In a small Indian village, there was a school for the blind. The students there had seldom ventured far from the school, for they were in an area that was surrounded by scrub and chaparral, and they did not like to wander into thorn bushes. The teachers were all excellent, and did a good job of preparing the young minds to read braille, to cook for themselves, and to eventually learn to become independent.
One hot summer day, the school was closed so that the teachers could go for a conference in the nearby city. The teachers had to walk several miles into the closest village, where they would catch a bus to the city, returning by nightfall.
That day, an elephant came out of the brush and wandered up to the school. The students were outside working in the garden, irrigating the fields of lentils and potatoes. Suddenly, the giant creature approached the blind students, who had never encountered an elephant, and stopped. The students’ fear gave way to curiosity, and they began to explore the elephant with their hands.
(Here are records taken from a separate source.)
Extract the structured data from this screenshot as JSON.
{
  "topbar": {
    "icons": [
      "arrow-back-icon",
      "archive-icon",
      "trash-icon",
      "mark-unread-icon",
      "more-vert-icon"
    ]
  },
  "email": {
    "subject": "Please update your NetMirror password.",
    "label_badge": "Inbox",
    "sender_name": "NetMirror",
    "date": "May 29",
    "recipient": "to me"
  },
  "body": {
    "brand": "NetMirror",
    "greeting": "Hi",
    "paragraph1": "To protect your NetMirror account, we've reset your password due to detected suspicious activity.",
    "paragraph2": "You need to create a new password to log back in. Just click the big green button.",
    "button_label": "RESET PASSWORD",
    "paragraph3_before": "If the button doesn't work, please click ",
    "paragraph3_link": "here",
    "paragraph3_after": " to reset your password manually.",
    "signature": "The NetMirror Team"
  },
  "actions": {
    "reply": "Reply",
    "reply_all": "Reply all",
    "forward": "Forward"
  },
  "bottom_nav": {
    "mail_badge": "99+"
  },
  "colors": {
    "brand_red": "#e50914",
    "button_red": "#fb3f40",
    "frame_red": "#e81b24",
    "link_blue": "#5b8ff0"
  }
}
One student found the trunk, and said “This creature may be a snake, but its skin is much thicker, and it blows hot air into my face.”
Another student reached the tusks of the magnificent creature. He said “I don’t know for sure this is a living thing, for it seems to be made of some sort of soft, slippery stone. It pulls away from you and cannot be held safely”
Another student felt the front leg. “This creature is big around as a tree, it is not a snake, and it is not a rock. And if you are not careful, the creature can crush you.”
One student felt the ears and said “This creature is thin and flat. It is not snake-like, nor is it a tree, and it is definitely not made of stone. If you hold onto the creature, it will swat you in the face. It is not dangerous.”
Another student held the tail and said “I tend to agree with our first colleague that the creature is like a snake, but it does not blow hot air, it blows a foul wind, and occasionally drops heavy turds on your head.”
Yet another student was unable to find the creature, and told them all that it simply didn’t exist, they were all wrong.
Each was so convinced they were right, that they began to argue with the others, and focused on the differences in their description of the creature, rather than the similarities.
The youngest student came forward and held the tail, using it to climb the elephant and came to rest on its back. He rode the elephant away and left the students behind quarreling about the nature of the beast.
Had the other students let go of their part of the elephant, and explored different parts, they may have eventually realized they were all describing many aspects of a single being. Such is the Lord.
Had a teacher with vision returned before the creature left, she too might have been able to awaken the students to the truth of the great creature. Such is the Lord
The child rode away because he was brave enough to climb the mountainous beast and hold on, allowing it to take him to another destiny. Such is the Lord.